# Work required
What you write must match exactly the lines from the one with "Output a JSON" through the last line of the material below.

# Supplied information
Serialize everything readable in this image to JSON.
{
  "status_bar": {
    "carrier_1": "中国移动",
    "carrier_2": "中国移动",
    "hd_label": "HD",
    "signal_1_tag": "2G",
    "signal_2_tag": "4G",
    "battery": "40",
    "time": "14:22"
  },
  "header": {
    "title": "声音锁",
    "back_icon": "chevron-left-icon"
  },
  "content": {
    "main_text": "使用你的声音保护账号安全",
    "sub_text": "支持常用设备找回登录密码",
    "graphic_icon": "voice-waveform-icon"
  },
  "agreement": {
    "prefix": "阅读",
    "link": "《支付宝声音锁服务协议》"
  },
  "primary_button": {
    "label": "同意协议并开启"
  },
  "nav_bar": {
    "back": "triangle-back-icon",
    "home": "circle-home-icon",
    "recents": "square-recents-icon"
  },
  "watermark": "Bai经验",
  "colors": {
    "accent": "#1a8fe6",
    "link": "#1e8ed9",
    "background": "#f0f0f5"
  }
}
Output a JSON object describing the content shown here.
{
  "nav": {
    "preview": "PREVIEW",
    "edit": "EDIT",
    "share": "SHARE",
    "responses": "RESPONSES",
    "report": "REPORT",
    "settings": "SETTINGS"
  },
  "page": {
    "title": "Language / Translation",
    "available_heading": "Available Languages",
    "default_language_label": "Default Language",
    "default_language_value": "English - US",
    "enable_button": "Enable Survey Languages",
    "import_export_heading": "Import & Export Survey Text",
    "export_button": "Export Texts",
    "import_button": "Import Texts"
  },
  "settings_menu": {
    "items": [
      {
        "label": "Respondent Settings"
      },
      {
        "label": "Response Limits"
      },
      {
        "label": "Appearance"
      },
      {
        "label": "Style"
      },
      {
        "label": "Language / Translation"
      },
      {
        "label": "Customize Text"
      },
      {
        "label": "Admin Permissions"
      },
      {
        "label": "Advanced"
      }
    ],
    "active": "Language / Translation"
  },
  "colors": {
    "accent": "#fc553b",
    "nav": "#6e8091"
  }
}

# Answer box
Output a JSON object describing the content shown here.
{
  "nav": {
    "preview": "PREVIEW",
    "edit": "EDIT",
    "share": "SHARE",
    "responses": "RESPONSES",
    "report": "REPORT",
    "settings": "SETTINGS"
  },
  "page": {
    "title": "Language / Translation",
    "available_heading": "Available Languages",
    "default_language_label": "Default Language",
    "default_language_value": "English - US",
    "enable_button": "Enable Survey Languages",
    "import_export_heading": "Import & Export Survey Text",
    "export_button": "Export Texts",
    "import_button": "Import Texts"
  },
  "settings_menu": {
    "items": [
      {
        "label": "Respondent Settings"
      },
      {
        "label": "Response Limits"
      },
      {
        "label": "Appearance"
      },
      {
        "label": "Style"
      },
      {
        "label": "Language / Translation"
      },
      {
        "label": "Customize Text"
      },
      {
        "label": "Admin Permissions"
      },
      {
        "label": "Advanced"
      }
    ],
    "active": "Language / Translation"
  },
  "colors": {
    "accent": "#fc553b",
    "nav": "#6e8091"
  }
}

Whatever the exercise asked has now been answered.